• [Assigned task]
The required response is the number of lines in the entries that include the word "reading", with nothing added.

Stored items from a collection:
================================

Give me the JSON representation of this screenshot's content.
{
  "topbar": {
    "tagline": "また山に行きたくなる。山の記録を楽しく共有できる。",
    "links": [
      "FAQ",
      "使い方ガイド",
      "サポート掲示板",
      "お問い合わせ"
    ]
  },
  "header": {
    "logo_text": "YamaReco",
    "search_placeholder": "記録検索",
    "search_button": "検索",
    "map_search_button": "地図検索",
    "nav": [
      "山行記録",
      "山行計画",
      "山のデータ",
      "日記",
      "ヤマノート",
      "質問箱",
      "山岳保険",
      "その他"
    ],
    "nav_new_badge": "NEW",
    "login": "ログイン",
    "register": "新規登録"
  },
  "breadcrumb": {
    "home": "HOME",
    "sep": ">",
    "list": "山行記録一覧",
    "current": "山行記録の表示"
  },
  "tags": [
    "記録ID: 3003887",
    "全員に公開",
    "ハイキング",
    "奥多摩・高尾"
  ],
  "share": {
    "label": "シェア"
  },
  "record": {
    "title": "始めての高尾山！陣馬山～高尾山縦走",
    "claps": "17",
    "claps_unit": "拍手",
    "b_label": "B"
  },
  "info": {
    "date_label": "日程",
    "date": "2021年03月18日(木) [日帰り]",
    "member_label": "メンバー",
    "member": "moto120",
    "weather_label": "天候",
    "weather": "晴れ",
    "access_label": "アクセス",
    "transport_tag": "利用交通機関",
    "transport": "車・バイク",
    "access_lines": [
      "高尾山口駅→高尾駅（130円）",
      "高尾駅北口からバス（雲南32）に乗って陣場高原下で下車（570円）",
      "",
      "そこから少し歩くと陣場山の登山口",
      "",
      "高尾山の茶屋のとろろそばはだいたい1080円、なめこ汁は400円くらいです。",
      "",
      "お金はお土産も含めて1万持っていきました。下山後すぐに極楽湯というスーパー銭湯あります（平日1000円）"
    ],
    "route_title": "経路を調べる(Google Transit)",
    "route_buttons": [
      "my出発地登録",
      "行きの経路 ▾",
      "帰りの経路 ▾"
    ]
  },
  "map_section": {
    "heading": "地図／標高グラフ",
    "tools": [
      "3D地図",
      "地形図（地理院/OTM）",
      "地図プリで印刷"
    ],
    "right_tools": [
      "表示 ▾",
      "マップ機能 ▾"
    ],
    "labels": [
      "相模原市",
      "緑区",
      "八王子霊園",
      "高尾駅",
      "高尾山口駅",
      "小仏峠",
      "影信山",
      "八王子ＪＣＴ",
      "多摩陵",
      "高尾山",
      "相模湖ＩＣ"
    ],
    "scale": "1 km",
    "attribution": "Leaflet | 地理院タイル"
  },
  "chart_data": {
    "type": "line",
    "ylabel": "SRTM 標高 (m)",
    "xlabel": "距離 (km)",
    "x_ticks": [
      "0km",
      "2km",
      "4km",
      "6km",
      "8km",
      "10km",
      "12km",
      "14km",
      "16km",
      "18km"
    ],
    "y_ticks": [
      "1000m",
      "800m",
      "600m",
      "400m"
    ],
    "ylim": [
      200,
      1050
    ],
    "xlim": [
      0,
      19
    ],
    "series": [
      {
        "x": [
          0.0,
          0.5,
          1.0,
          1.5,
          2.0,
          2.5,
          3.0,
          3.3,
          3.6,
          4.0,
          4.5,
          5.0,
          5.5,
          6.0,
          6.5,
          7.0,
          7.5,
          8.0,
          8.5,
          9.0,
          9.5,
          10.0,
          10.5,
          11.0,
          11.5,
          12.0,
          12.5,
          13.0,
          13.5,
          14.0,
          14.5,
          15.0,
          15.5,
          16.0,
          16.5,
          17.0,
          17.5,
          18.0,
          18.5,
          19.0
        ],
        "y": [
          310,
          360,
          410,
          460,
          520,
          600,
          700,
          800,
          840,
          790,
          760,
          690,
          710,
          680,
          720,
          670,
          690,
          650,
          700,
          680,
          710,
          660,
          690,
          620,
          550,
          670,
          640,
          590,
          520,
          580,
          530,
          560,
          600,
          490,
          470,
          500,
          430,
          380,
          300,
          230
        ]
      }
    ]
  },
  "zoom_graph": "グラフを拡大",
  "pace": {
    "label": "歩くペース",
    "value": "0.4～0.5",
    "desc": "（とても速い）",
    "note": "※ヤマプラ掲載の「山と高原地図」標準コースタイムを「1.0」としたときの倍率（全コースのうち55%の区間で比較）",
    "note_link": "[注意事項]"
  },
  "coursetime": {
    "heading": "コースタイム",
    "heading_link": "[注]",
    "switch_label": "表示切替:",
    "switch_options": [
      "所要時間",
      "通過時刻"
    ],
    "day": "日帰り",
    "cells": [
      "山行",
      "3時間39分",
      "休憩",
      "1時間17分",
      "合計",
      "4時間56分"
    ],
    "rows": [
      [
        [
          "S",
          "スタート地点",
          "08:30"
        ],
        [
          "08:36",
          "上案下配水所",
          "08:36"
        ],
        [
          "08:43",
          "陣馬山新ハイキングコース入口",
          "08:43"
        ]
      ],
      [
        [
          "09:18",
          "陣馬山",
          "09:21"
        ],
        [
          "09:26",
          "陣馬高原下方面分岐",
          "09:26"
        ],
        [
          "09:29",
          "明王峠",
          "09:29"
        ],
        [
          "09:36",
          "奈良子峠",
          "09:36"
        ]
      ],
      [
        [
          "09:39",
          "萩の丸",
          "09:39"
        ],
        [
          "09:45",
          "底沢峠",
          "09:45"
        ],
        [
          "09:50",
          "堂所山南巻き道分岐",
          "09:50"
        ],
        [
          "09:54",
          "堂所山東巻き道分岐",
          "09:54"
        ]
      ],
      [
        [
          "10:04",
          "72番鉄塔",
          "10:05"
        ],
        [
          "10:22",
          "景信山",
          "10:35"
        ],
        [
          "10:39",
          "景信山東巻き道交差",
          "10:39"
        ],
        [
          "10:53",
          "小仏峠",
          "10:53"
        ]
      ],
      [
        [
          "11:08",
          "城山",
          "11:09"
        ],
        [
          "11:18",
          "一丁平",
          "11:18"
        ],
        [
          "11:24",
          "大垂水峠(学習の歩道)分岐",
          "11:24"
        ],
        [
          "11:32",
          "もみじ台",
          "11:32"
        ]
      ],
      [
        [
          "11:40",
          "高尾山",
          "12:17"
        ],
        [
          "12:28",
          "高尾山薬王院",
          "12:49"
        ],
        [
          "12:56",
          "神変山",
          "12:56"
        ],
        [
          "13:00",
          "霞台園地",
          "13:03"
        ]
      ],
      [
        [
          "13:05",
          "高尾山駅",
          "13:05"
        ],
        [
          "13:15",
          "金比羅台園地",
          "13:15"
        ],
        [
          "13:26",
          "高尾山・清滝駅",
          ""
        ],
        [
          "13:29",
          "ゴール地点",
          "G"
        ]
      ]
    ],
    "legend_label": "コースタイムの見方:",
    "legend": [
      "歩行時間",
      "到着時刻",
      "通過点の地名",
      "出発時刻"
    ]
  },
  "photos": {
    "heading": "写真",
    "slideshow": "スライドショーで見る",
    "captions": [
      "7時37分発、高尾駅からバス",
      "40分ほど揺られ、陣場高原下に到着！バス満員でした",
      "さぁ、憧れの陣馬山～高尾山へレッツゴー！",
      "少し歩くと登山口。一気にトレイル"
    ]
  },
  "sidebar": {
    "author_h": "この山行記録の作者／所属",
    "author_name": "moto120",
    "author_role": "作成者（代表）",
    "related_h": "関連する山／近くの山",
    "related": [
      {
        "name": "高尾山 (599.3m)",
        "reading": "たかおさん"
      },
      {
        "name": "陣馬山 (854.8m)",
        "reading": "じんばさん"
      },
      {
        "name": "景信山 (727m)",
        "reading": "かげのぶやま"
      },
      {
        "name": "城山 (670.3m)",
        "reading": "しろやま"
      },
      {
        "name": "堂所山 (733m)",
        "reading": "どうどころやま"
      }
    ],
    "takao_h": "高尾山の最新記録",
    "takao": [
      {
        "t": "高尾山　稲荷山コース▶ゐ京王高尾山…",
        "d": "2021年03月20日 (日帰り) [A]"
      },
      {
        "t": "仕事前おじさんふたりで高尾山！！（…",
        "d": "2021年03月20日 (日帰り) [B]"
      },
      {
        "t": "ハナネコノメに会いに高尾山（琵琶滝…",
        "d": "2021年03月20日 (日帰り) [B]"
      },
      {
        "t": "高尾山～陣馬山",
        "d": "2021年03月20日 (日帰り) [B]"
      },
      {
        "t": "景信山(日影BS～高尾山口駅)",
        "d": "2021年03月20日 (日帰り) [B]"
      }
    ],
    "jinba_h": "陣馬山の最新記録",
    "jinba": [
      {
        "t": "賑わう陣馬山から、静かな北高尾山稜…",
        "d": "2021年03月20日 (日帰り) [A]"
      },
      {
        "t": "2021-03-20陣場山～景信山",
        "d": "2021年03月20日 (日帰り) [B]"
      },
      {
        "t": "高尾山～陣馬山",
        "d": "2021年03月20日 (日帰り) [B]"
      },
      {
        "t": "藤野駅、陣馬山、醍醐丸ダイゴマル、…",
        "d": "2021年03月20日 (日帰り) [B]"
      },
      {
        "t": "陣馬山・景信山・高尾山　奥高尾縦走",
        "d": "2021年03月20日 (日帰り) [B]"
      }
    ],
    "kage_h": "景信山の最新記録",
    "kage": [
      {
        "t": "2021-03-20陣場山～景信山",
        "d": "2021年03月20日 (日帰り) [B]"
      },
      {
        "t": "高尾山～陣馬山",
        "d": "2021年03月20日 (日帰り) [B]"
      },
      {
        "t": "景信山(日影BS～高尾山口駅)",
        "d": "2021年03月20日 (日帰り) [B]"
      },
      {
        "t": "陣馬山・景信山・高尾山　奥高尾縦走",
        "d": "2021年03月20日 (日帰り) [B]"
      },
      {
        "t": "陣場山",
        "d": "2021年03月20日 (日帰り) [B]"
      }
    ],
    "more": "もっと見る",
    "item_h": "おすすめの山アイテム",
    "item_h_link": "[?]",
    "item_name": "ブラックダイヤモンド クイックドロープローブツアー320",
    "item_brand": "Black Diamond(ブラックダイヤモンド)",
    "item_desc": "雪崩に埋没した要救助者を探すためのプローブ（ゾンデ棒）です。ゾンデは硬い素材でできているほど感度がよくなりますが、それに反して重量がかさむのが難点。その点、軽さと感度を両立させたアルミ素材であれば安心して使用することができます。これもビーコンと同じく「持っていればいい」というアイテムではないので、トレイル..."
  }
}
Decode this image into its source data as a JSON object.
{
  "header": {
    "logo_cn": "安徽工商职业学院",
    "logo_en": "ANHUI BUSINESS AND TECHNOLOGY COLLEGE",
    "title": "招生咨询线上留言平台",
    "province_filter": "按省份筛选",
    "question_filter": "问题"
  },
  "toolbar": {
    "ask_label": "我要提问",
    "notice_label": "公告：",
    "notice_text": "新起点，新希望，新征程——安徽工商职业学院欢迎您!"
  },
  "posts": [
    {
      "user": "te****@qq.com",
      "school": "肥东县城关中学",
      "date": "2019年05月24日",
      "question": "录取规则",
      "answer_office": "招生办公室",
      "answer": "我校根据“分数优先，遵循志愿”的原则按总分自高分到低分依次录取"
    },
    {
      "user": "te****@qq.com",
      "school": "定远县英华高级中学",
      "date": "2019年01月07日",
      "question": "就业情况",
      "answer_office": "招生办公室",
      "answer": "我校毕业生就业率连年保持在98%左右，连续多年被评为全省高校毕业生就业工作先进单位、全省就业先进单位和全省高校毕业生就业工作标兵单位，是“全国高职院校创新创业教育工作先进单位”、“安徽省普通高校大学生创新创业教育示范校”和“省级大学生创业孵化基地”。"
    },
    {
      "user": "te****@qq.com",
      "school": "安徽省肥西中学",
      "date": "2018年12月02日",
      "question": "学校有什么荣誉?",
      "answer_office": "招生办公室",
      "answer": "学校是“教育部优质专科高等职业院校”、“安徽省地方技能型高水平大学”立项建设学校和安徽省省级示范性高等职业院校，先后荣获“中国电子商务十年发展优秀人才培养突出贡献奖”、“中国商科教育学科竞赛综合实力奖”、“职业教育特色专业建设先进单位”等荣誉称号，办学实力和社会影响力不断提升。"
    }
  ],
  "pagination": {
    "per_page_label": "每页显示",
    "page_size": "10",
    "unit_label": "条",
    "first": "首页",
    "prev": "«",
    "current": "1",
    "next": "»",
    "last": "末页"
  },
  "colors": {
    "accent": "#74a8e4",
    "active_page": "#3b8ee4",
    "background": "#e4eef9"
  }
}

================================

• [Solution to the problem]
5